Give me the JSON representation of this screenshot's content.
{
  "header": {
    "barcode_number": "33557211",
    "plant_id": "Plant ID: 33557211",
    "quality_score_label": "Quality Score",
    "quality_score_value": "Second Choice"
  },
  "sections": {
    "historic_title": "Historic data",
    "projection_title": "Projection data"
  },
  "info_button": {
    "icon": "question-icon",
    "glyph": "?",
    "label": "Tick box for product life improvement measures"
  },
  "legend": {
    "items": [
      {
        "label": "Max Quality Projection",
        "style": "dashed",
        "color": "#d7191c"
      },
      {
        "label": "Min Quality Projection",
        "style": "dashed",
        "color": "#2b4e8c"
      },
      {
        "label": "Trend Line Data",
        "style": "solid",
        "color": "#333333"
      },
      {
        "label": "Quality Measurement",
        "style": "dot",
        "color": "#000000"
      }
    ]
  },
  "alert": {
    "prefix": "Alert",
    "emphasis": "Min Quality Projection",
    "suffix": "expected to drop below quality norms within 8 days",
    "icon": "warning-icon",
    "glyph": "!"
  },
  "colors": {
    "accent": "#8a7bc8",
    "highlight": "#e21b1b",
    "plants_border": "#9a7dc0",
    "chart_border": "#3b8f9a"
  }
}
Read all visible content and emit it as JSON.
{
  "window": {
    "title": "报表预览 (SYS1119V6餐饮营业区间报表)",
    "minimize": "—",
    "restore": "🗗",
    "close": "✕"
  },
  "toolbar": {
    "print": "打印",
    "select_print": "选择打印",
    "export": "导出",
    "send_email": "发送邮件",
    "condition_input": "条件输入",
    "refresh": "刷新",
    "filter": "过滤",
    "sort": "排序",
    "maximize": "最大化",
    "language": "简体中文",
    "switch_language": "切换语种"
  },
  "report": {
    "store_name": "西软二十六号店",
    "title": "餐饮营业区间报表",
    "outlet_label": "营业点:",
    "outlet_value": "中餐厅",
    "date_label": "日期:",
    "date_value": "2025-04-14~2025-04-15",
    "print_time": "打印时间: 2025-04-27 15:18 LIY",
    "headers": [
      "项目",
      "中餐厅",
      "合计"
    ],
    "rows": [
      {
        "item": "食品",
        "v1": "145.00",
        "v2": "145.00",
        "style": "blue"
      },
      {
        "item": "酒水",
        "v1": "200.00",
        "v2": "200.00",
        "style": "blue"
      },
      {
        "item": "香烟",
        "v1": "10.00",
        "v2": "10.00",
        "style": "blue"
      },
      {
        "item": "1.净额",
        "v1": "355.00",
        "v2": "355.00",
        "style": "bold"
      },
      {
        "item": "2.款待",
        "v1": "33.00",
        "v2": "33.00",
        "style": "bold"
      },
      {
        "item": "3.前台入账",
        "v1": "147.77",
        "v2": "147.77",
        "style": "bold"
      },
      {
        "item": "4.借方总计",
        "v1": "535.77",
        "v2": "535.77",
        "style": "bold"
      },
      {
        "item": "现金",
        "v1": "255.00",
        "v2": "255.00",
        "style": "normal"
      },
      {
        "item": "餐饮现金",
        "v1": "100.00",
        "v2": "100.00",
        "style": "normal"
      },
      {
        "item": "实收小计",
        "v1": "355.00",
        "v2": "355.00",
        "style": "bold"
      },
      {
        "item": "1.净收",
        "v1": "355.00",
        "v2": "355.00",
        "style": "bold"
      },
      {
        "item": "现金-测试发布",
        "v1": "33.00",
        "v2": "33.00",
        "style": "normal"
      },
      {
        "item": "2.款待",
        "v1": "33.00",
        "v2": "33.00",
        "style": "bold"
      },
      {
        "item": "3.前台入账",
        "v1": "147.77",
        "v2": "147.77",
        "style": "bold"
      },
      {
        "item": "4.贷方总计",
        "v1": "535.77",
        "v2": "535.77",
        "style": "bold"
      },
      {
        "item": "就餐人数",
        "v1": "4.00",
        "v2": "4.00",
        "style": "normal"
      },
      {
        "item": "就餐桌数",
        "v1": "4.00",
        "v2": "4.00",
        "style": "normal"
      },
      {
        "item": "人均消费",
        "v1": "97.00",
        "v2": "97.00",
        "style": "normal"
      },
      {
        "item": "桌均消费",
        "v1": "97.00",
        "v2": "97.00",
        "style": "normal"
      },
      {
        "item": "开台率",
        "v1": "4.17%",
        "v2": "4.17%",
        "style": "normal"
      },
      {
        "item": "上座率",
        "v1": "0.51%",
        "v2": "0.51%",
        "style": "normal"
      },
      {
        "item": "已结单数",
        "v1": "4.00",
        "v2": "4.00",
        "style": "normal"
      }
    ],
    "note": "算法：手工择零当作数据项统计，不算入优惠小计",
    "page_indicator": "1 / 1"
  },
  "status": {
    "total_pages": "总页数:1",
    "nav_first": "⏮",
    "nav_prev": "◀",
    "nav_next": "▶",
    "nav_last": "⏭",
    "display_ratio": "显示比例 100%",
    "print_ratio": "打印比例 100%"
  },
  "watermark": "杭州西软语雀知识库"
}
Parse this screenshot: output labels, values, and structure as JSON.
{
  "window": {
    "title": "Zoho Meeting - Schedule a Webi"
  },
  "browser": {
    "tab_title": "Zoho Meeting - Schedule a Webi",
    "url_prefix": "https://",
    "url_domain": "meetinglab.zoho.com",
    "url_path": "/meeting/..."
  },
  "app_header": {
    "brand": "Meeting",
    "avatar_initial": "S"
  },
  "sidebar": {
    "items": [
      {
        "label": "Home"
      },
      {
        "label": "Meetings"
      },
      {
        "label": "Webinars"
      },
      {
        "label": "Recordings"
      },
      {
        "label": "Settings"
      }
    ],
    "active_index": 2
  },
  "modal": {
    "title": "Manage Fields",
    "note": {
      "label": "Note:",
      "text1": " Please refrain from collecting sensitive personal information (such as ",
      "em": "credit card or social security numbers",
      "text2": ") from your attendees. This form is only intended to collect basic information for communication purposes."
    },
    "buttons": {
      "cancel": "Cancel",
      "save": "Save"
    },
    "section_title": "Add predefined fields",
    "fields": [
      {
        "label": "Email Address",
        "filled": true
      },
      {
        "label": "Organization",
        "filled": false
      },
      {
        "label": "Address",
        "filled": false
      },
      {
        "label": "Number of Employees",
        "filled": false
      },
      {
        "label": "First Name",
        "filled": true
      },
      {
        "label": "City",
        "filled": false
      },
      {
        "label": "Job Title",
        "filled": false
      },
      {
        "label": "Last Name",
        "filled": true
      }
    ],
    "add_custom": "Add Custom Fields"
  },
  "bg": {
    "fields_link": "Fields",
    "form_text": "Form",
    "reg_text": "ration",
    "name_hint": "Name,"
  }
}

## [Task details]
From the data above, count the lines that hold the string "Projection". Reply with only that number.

## [Response to this exercise]
4